A shoot will come up from the stump of Jesse; from his roots a Branch will bear fruit. The Spirit of the Lord will rest on him, the Spirit of wisdom and of understanding, the Spirit of counsel and of might, the Spirit of the knowledge and fear of the Lord, and he will delight in the fear of the Lord. He will not judge by what he sees with his eyes, or decide by what he hears with his ears; but with righteousness he will judge the needy, with justice he will give decisions for the poor of the earth. He will strike the earth with the rod of his mouth; with the breath of his lips he will slay the wicked. Righteousness will be his belt and faithfulness the sash around his waist. The wolf will live with the lamb, the leopard will lie down with the goat, the calf and the lion and the yearling together; and a little child will lead them. The cow will feed with the bear, their young will lie down together, and the lion will eat straw like the ox. The infant will play near the cobra's den, the young child will put its hand into the viper's nest. They will neither harm nor destroy on all my holy mountain, for the earth will be filled with the knowledge of the Lord as the waters cover the sea.

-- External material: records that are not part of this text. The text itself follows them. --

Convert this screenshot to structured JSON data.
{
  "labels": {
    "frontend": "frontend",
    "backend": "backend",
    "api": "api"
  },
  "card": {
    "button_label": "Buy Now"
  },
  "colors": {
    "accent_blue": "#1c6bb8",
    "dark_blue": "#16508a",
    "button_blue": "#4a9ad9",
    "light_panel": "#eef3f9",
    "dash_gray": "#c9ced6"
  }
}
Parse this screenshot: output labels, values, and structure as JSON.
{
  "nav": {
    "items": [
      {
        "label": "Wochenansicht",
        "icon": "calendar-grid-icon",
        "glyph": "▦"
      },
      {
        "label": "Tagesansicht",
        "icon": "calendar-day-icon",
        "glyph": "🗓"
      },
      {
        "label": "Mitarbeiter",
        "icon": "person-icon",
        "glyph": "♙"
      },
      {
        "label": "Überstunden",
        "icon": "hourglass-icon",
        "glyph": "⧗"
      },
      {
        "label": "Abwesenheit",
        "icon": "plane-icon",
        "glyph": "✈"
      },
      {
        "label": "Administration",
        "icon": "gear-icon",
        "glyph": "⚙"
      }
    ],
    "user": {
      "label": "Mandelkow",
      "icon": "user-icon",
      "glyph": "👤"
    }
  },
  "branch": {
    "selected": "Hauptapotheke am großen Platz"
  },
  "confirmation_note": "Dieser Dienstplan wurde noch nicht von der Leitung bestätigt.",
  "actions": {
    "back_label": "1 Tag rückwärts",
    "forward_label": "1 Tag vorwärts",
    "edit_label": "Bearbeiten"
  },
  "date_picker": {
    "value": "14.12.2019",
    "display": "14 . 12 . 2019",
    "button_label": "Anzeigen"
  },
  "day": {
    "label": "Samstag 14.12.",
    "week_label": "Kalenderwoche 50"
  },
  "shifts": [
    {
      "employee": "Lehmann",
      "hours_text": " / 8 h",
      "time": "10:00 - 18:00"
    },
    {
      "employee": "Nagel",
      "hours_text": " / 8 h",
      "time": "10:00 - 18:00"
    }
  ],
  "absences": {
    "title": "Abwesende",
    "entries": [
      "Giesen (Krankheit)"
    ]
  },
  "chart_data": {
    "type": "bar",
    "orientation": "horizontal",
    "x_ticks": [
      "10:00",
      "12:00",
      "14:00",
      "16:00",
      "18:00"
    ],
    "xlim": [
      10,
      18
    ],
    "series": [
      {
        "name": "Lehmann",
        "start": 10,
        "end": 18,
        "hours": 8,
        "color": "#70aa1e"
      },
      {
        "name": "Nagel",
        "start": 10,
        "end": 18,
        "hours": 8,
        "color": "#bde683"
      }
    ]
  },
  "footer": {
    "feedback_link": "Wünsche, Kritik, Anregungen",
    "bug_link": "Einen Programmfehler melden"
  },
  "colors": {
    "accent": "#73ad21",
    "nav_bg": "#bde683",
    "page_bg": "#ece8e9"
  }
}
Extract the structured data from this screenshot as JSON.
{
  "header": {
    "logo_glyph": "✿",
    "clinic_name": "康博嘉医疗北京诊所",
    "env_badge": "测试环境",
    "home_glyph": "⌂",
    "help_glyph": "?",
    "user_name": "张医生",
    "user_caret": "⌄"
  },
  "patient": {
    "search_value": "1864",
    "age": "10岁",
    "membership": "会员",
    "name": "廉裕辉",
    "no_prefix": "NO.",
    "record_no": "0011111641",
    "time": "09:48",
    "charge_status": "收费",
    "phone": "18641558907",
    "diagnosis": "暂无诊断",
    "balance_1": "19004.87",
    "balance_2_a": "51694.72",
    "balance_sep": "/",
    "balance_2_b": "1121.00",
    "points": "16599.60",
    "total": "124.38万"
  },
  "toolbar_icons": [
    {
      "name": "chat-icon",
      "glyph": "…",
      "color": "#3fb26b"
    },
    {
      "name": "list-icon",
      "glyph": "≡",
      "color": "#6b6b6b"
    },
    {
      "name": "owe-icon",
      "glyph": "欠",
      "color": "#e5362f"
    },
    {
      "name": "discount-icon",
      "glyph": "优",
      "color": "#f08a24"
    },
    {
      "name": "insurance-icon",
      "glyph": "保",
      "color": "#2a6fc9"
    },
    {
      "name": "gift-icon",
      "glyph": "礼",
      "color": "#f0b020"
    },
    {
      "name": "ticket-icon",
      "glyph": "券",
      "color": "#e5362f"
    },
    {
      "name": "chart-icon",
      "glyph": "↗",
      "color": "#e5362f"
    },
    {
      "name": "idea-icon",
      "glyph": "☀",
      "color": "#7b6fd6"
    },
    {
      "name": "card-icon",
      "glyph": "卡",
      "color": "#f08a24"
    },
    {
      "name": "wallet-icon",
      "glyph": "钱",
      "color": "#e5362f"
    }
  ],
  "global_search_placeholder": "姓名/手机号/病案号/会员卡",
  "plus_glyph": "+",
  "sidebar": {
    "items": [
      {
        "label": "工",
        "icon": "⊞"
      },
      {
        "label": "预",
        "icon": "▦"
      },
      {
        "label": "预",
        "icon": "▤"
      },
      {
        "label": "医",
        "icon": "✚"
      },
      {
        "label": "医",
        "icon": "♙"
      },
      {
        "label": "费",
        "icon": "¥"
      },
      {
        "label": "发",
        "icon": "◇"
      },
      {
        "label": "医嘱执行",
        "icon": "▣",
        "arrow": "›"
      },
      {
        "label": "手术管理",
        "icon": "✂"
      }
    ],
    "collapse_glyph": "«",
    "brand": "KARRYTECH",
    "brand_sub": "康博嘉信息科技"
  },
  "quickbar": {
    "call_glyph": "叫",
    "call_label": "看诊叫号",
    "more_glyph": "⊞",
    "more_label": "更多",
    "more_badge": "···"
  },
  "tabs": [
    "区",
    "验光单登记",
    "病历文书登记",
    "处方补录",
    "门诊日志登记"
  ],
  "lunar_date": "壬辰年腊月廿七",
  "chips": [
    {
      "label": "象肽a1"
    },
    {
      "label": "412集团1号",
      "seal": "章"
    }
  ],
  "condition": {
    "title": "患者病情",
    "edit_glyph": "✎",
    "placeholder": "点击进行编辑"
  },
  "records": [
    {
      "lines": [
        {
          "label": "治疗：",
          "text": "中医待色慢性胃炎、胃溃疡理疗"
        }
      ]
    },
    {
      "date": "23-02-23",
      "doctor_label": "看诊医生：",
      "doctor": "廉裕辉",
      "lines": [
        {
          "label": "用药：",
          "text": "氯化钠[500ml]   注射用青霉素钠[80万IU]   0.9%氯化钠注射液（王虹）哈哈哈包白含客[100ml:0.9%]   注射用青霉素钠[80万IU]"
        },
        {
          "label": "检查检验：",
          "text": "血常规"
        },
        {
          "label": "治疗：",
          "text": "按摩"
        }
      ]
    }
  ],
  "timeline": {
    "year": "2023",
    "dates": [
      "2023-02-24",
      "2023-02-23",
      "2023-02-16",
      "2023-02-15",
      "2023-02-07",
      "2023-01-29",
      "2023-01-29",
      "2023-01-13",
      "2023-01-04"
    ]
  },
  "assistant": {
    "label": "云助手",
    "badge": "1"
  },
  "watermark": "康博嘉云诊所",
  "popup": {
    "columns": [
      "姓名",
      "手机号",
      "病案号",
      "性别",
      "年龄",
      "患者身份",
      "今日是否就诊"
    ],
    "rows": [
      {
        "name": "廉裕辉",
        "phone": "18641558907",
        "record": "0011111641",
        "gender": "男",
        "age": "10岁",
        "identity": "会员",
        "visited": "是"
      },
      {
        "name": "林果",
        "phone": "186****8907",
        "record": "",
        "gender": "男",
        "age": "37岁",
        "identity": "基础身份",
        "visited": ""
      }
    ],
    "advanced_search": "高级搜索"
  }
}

In discovering ‘The Lost Gardens of Walgrave Rectory’, we have cut back a number of shrubs and trees that have run wild, letting light into the garden and creating space for some more attractive plants as well as some fruit and veg.
What we hadn’t bargained for was the relentless bid for survival of some of the plants. Where we have cut back to a stump, shoots are re-appearing, and some in other parts of the garden, presumably form their extensive root structure.
Our reading is set at a time of exile for the people of Israel, no longer living in their own land or in charge of their own destiny. Isaiah likens them to the stump of a tree, a tree whose roots go back to Jesse, the father of David, their greatest king, and Isaiah casts a vision for the future. The tree of Jesse is cut down, but it is not destroyed, and Isaiah sees a future king rising up and ruling in peace, with wisdom and understanding, where the poor and needy are provided for and where the animal kingdom is no longer ruled by the survival of the fittest. Quite a vision!
For Christians, this vision points to the coming of Jesus as Prince of Peace, announcing the Kingdom of God. There is clearly though, some way to go before we see the complete fulfilment of Isaiah’s vision, something that will only be fully realised when Jesus returns in power and glory.
In the meantime, though, there are things we can do as citizens of the Kingdom of God, we can follow the principles that Isaiah has outlined. In our relationships with others, let us not judge people by what we see or hear, but seek wisdom and understanding. In the way we conduct our lives, let us work for justice and support the poor and needy. And let us pray that the earth will be filled with the knowledge of the Lord as the waters cover the sea.
Lord Jesus, we seek wisdom and understanding in our relationships, justice and peace in our world and that the good news of Jesus would be heard around the world.
O Come, Emmanuel – Enya